● EXERCISE DESCRIPTION: Give back one number only: how many lines in the material below contain "pure".

● GIVEN ENTRIES:
● ● ●
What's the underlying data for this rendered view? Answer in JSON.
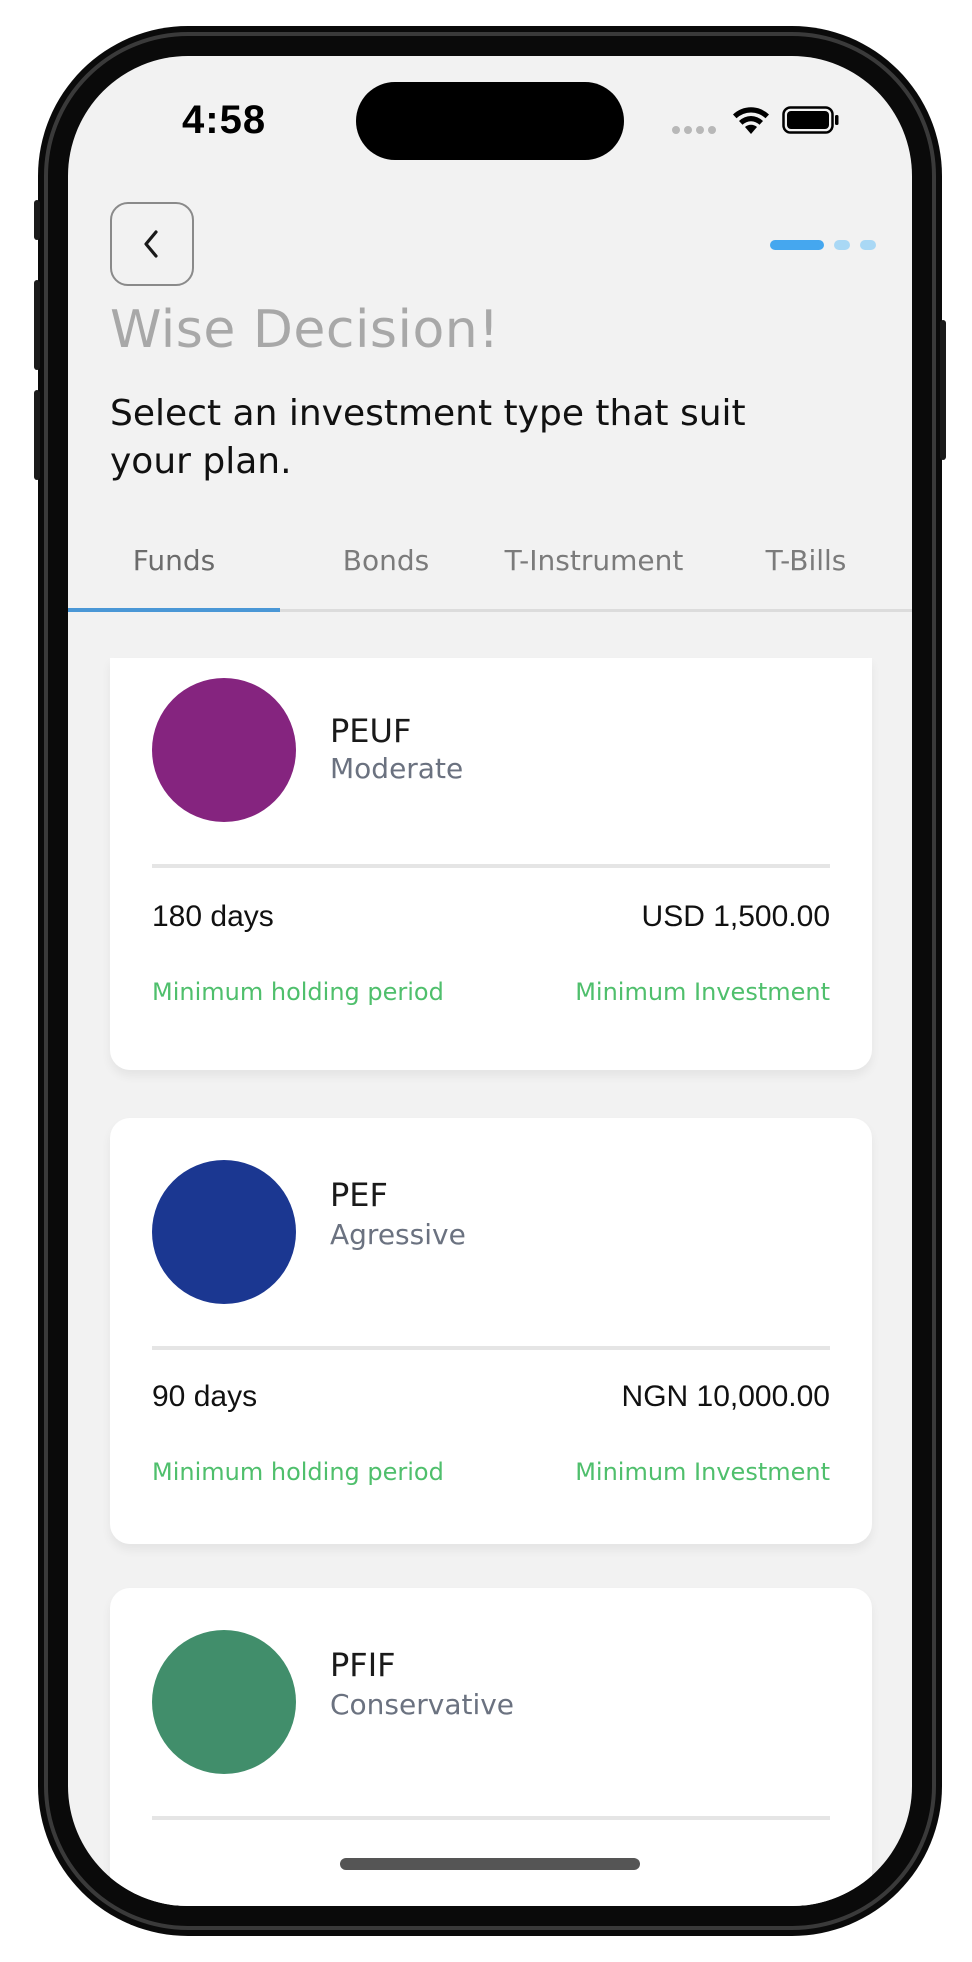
{
  "status_bar": {
    "time": "4:58"
  },
  "header": {
    "title": "Wise Decision!",
    "subtitle": "Select an investment type that suit your plan.",
    "progress_steps": 3,
    "progress_current": 1
  },
  "tabs": [
    {
      "label": "Funds",
      "active": true
    },
    {
      "label": "Bonds",
      "active": false
    },
    {
      "label": "T-Instrument",
      "active": false
    },
    {
      "label": "T-Bills",
      "active": false
    }
  ],
  "funds": [
    {
      "name": "PEUF",
      "risk": "Moderate",
      "color": "#85247f",
      "holding_period": "180 days",
      "holding_label": "Minimum holding period",
      "min_investment": "USD 1,500.00",
      "investment_label": "Minimum Investment"
    },
    {
      "name": "PEF",
      "risk": "Agressive",
      "color": "#1b3791",
      "holding_period": "90 days",
      "holding_label": "Minimum holding period",
      "min_investment": "NGN 10,000.00",
      "investment_label": "Minimum Investment"
    },
    {
      "name": "PFIF",
      "risk": "Conservative",
      "color": "#418e6b"
    }
  ],
  "colors": {
    "accent": "#45a7ef",
    "tab_indicator": "#4a97d6",
    "label_green": "#4fbf6c",
    "background": "#f2f2f2"
  }
}
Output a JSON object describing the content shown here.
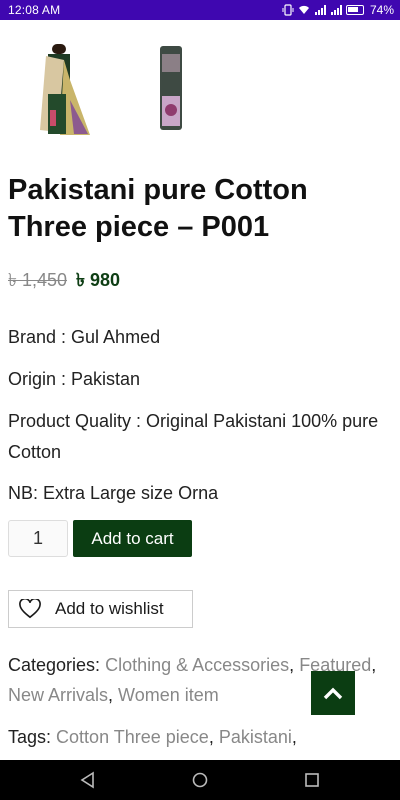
{
  "status_bar": {
    "time": "12:08 AM",
    "battery": "74%",
    "icons": [
      "vibrate-icon",
      "wifi-icon",
      "signal-icon",
      "signal-icon",
      "battery-icon"
    ]
  },
  "product": {
    "title": "Pakistani pure Cotton Three piece – P001",
    "old_price": "৳ 1,450",
    "new_price": "৳ 980",
    "brand": "Brand : Gul Ahmed",
    "origin": "Origin : Pakistan",
    "quality": "Product Quality : Original Pakistani 100% pure Cotton",
    "note": "NB: Extra Large size Orna",
    "quantity": "1",
    "add_to_cart": "Add to cart",
    "add_to_wishlist": "Add to wishlist",
    "categories_label": "Categories:",
    "categories": [
      "Clothing & Accessories",
      "Featured",
      "New Arrivals",
      "Women item"
    ],
    "tags_label": "Tags:",
    "tags": [
      "Cotton Three piece",
      "Pakistani"
    ]
  },
  "colors": {
    "status_bar": "#3f07b0",
    "brand_green": "#0b3d12"
  }
}
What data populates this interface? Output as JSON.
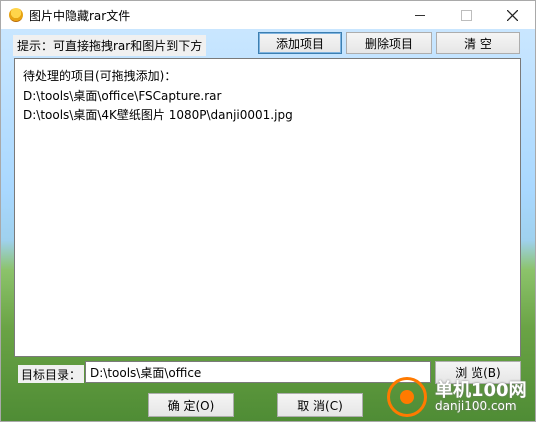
{
  "window": {
    "title": "图片中隐藏rar文件",
    "controls": {
      "minimize": "minimize",
      "maximize": "maximize",
      "close": "close"
    }
  },
  "toolbar": {
    "hint": "提示：可直接拖拽rar和图片到下方",
    "add_label": "添加项目",
    "delete_label": "删除项目",
    "clear_label": "清 空"
  },
  "list": {
    "header": "待处理的项目(可拖拽添加)：",
    "items": [
      "D:\\tools\\桌面\\office\\FSCapture.rar",
      "D:\\tools\\桌面\\4K壁纸图片 1080P\\danji0001.jpg"
    ]
  },
  "target": {
    "label": "目标目录：",
    "value": "D:\\tools\\桌面\\office",
    "browse_label": "浏 览(B)"
  },
  "footer": {
    "ok_label": "确 定(O)",
    "cancel_label": "取 消(C)"
  },
  "watermark": {
    "brand_cn": "单机100网",
    "url": "danji100.com"
  },
  "colors": {
    "accent": "#3c7fb1",
    "watermark": "#ff7a00"
  }
}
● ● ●
● ANSWER SECTION: 2